The $8,000 scholarship covered Sauvage’s room and board at the Texas Tech House and tuition, Barbour said. It even covered air fare and the leftover money was given to Sauvage to spend freely.
“I didn’t have to worry about [money] once,” Sauvage said. “I was going to work just to stay busy on the weekends but I knew I was going to be okay.”
According to the internship program guidelines, students must have a minimum GPA of 3.0 in the major and have completed a minimum 60 semester hours before the semester they wish to participate in the internship and be a Political Science major.
“While in D.C., the intern is considered a full-time student and they still receive medical care, etc.,” Barbour said.
The intern must be enrolled in a minimum of six hours at ASU while interning in D.C., according to the internship program guidelines. The six credit hours will be earned through the intern’s work on Capitol Hill.
Barbour said only seven or eight students applied for the internship and it was a long process to find the best candidate.
“The students have to apply and it is not a very long application,” Barbour said. “We select who we think are the top applicants and then we have these people come in and we interview them. We want to talk to them and then we will decide who gets the scholarship. Not everyone can take off a whole semester.”
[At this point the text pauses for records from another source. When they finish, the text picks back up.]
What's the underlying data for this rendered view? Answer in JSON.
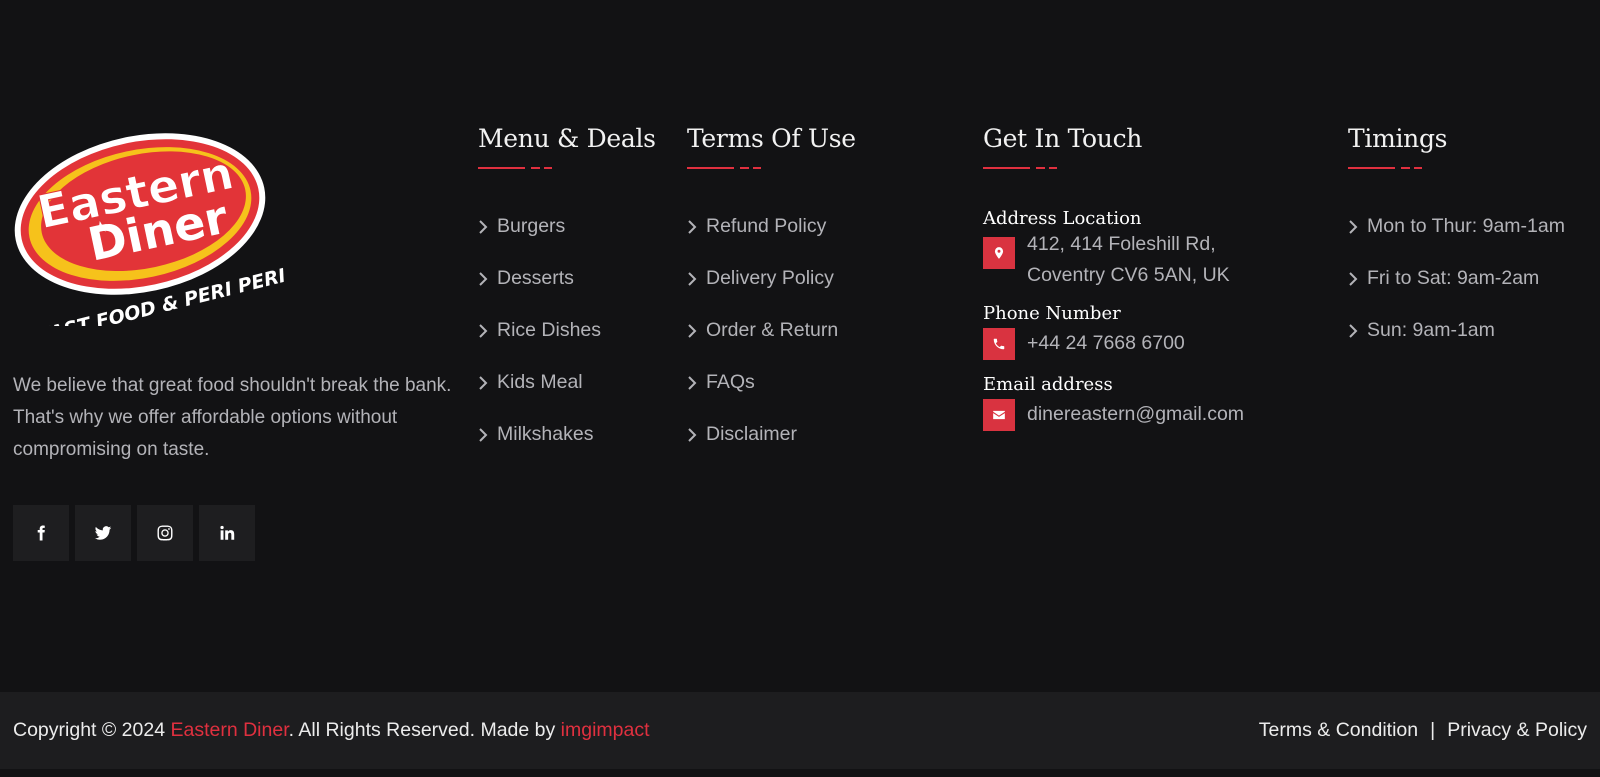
{
  "brand": {
    "logo_line1": "Eastern",
    "logo_line2": "Diner",
    "logo_tagline": "FAST FOOD & PERI PERI",
    "about": "We believe that great food shouldn't break the bank. That's why we offer affordable options without compromising on taste."
  },
  "socials": [
    {
      "icon": "facebook-icon"
    },
    {
      "icon": "twitter-icon"
    },
    {
      "icon": "instagram-icon"
    },
    {
      "icon": "linkedin-icon"
    }
  ],
  "menu": {
    "title": "Menu & Deals",
    "items": [
      "Burgers",
      "Desserts",
      "Rice Dishes",
      "Kids Meal",
      "Milkshakes"
    ]
  },
  "terms": {
    "title": "Terms Of Use",
    "items": [
      "Refund Policy",
      "Delivery Policy",
      "Order & Return",
      "FAQs",
      "Disclaimer"
    ]
  },
  "contact": {
    "title": "Get In Touch",
    "address_label": "Address Location",
    "address_line1": "412, 414 Foleshill Rd,",
    "address_line2": "Coventry CV6 5AN, UK",
    "phone_label": "Phone Number",
    "phone": "+44 24 7668 6700",
    "email_label": "Email address",
    "email": "dinereastern@gmail.com"
  },
  "timings": {
    "title": "Timings",
    "items": [
      "Mon to Thur: 9am-1am",
      "Fri to Sat: 9am-2am",
      "Sun: 9am-1am"
    ]
  },
  "bottom": {
    "copyright_prefix": "Copyright © 2024 ",
    "brand_link": "Eastern Diner",
    "copyright_mid": ". All Rights Reserved. Made by ",
    "maker_link": "imgimpact",
    "terms_link": "Terms & Condition",
    "separator": "|",
    "privacy_link": "Privacy & Policy"
  },
  "colors": {
    "background": "#121214",
    "bottom_bar": "#1d1d1f",
    "accent": "#e0303f",
    "logo_yellow": "#f6c21b"
  }
}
Barbour said the department couldn’t have picked a better person than Chase to be the first guinea pig.
“I really did try my hardest to leave the biggest most positive impression that I could,” Sauvage said. “You just feel proud of what you did and you hope to set the standards so that the next time a person is in your position, they can continue to exceed.”
Getting the chance to intern in D.C. is an amazing opportunity for students, Barbour said. Not only do you get to see how the system operates but working for representatives is great.
“Chase thinks that [Congressman] Conaway is one of the nicest people in the world and he on Cloud 9,” he said.
Barbour said 95 percent of the credit for the scholarship has to go to Dr. May because once the president is behind it, things will happen.
“I want to thank Angelo State for everything,” Sauvage said. “They gave me the tools to exceed and I wanted to leave a good reputation for not only myself but for the university as well.”
Barbour said he wants to work towards being able to send more students to D.C. and have the same experience that Chase had.
“This is really a great thing and we would like to expand it and get another $8,000 scholarship,” he said. “For now, this $8,000 scholarship is limited to one student.”
As for after graduation, Sauvage already has his mind set on where life will take him next.
“Since the whole internship wrapped up, I decided that D.C. is the place where I want to be and come May I am going to be moving out there,” he said.